* [Task brief]
Set down the records that follow exactly, every line of them.
[Material supplied — start]
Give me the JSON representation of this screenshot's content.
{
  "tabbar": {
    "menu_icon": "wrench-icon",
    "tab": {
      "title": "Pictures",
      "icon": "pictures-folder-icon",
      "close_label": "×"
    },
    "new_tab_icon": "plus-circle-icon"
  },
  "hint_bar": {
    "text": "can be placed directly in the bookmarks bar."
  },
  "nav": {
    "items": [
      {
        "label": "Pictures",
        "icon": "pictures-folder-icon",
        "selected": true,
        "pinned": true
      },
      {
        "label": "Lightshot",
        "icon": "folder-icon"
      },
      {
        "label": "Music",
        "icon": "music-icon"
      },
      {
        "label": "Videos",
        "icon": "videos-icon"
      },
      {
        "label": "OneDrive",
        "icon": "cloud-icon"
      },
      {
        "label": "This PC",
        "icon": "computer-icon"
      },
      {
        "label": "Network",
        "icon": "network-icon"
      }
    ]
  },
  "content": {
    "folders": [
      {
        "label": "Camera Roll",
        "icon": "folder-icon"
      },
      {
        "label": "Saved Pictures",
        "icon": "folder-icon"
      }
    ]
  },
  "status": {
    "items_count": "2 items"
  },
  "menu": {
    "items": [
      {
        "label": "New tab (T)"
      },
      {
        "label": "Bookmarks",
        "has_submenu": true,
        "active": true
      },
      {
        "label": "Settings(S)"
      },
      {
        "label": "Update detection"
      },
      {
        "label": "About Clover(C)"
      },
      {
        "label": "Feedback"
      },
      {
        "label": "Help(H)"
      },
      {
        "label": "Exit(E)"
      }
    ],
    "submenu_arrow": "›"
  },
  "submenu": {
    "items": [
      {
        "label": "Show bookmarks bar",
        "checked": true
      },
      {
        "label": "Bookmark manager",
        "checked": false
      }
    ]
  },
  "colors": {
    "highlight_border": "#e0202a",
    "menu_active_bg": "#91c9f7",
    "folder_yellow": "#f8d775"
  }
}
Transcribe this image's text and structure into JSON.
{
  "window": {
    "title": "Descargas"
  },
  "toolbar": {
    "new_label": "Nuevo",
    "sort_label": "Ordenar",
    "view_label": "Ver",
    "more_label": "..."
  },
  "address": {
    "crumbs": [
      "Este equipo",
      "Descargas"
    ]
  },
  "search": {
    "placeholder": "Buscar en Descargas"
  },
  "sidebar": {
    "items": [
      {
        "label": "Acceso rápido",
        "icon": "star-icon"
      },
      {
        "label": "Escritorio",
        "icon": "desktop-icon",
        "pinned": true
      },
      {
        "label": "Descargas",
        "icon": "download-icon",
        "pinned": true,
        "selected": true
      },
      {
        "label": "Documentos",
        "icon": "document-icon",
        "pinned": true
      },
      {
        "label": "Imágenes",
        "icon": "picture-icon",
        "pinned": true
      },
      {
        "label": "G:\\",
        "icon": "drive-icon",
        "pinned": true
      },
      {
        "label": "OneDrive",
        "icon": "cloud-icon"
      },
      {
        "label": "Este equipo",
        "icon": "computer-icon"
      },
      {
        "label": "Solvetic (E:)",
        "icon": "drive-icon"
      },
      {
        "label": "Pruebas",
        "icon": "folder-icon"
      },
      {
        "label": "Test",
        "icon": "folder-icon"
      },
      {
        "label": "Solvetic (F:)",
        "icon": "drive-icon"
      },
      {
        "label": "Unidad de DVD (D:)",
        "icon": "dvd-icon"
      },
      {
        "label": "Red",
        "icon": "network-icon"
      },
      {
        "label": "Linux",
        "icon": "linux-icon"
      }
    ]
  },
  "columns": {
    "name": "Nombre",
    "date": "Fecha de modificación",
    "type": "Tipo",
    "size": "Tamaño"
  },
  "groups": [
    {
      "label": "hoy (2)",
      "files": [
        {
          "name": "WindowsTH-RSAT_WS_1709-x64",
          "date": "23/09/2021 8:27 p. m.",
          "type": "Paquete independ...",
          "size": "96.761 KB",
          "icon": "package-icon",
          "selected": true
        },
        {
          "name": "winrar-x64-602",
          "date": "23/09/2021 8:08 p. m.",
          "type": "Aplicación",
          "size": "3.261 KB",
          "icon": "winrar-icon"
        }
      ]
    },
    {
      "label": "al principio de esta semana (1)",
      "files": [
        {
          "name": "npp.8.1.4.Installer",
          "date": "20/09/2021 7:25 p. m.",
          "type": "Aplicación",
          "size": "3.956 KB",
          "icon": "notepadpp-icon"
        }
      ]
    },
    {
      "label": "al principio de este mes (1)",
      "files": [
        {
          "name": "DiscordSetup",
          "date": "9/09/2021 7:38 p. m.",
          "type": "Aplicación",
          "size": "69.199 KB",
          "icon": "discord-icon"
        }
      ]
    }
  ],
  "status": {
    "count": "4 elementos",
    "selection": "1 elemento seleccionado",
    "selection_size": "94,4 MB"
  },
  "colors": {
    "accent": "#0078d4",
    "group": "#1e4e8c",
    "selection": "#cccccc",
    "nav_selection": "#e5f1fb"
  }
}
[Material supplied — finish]
* [Answer box]
Give me the JSON representation of this screenshot's content.
{
  "tabbar": {
    "menu_icon": "wrench-icon",
    "tab": {
      "title": "Pictures",
      "icon": "pictures-folder-icon",
      "close_label": "×"
    },
    "new_tab_icon": "plus-circle-icon"
  },
  "hint_bar": {
    "text": "can be placed directly in the bookmarks bar."
  },
  "nav": {
    "items": [
      {
        "label": "Pictures",
        "icon": "pictures-folder-icon",
        "selected": true,
        "pinned": true
      },
      {
        "label": "Lightshot",
        "icon": "folder-icon"
      },
      {
        "label": "Music",
        "icon": "music-icon"
      },
      {
        "label": "Videos",
        "icon": "videos-icon"
      },
      {
        "label": "OneDrive",
        "icon": "cloud-icon"
      },
      {
        "label": "This PC",
        "icon": "computer-icon"
      },
      {
        "label": "Network",
        "icon": "network-icon"
      }
    ]
  },
  "content": {
    "folders": [
      {
        "label": "Camera Roll",
        "icon": "folder-icon"
      },
      {
        "label": "Saved Pictures",
        "icon": "folder-icon"
      }
    ]
  },
  "status": {
    "items_count": "2 items"
  },
  "menu": {
    "items": [
      {
        "label": "New tab (T)"
      },
      {
        "label": "Bookmarks",
        "has_submenu": true,
        "active": true
      },
      {
        "label": "Settings(S)"
      },
      {
        "label": "Update detection"
      },
      {
        "label": "About Clover(C)"
      },
      {
        "label": "Feedback"
      },
      {
        "label": "Help(H)"
      },
      {
        "label": "Exit(E)"
      }
    ],
    "submenu_arrow": "›"
  },
  "submenu": {
    "items": [
      {
        "label": "Show bookmarks bar",
        "checked": true
      },
      {
        "label": "Bookmark manager",
        "checked": false
      }
    ]
  },
  "colors": {
    "highlight_border": "#e0202a",
    "menu_active_bg": "#91c9f7",
    "folder_yellow": "#f8d775"
  }
}
Transcribe this image's text and structure into JSON.
{
  "window": {
    "title": "Descargas"
  },
  "toolbar": {
    "new_label": "Nuevo",
    "sort_label": "Ordenar",
    "view_label": "Ver",
    "more_label": "..."
  },
  "address": {
    "crumbs": [
      "Este equipo",
      "Descargas"
    ]
  },
  "search": {
    "placeholder": "Buscar en Descargas"
  },
  "sidebar": {
    "items": [
      {
        "label": "Acceso rápido",
        "icon": "star-icon"
      },
      {
        "label": "Escritorio",
        "icon": "desktop-icon",
        "pinned": true
      },
      {
        "label": "Descargas",
        "icon": "download-icon",
        "pinned": true,
        "selected": true
      },
      {
        "label": "Documentos",
        "icon": "document-icon",
        "pinned": true
      },
      {
        "label": "Imágenes",
        "icon": "picture-icon",
        "pinned": true
      },
      {
        "label": "G:\\",
        "icon": "drive-icon",
        "pinned": true
      },
      {
        "label": "OneDrive",
        "icon": "cloud-icon"
      },
      {
        "label": "Este equipo",
        "icon": "computer-icon"
      },
      {
        "label": "Solvetic (E:)",
        "icon": "drive-icon"
      },
      {
        "label": "Pruebas",
        "icon": "folder-icon"
      },
      {
        "label": "Test",
        "icon": "folder-icon"
      },
      {
        "label": "Solvetic (F:)",
        "icon": "drive-icon"
      },
      {
        "label": "Unidad de DVD (D:)",
        "icon": "dvd-icon"
      },
      {
        "label": "Red",
        "icon": "network-icon"
      },
      {
        "label": "Linux",
        "icon": "linux-icon"
      }
    ]
  },
  "columns": {
    "name": "Nombre",
    "date": "Fecha de modificación",
    "type": "Tipo",
    "size": "Tamaño"
  },
  "groups": [
    {
      "label": "hoy (2)",
      "files": [
        {
          "name": "WindowsTH-RSAT_WS_1709-x64",
          "date": "23/09/2021 8:27 p. m.",
          "type": "Paquete independ...",
          "size": "96.761 KB",
          "icon": "package-icon",
          "selected": true
        },
        {
          "name": "winrar-x64-602",
          "date": "23/09/2021 8:08 p. m.",
          "type": "Aplicación",
          "size": "3.261 KB",
          "icon": "winrar-icon"
        }
      ]
    },
    {
      "label": "al principio de esta semana (1)",
      "files": [
        {
          "name": "npp.8.1.4.Installer",
          "date": "20/09/2021 7:25 p. m.",
          "type": "Aplicación",
          "size": "3.956 KB",
          "icon": "notepadpp-icon"
        }
      ]
    },
    {
      "label": "al principio de este mes (1)",
      "files": [
        {
          "name": "DiscordSetup",
          "date": "9/09/2021 7:38 p. m.",
          "type": "Aplicación",
          "size": "69.199 KB",
          "icon": "discord-icon"
        }
      ]
    }
  ],
  "status": {
    "count": "4 elementos",
    "selection": "1 elemento seleccionado",
    "selection_size": "94,4 MB"
  },
  "colors": {
    "accent": "#0078d4",
    "group": "#1e4e8c",
    "selection": "#cccccc",
    "nav_selection": "#e5f1fb"
  }
}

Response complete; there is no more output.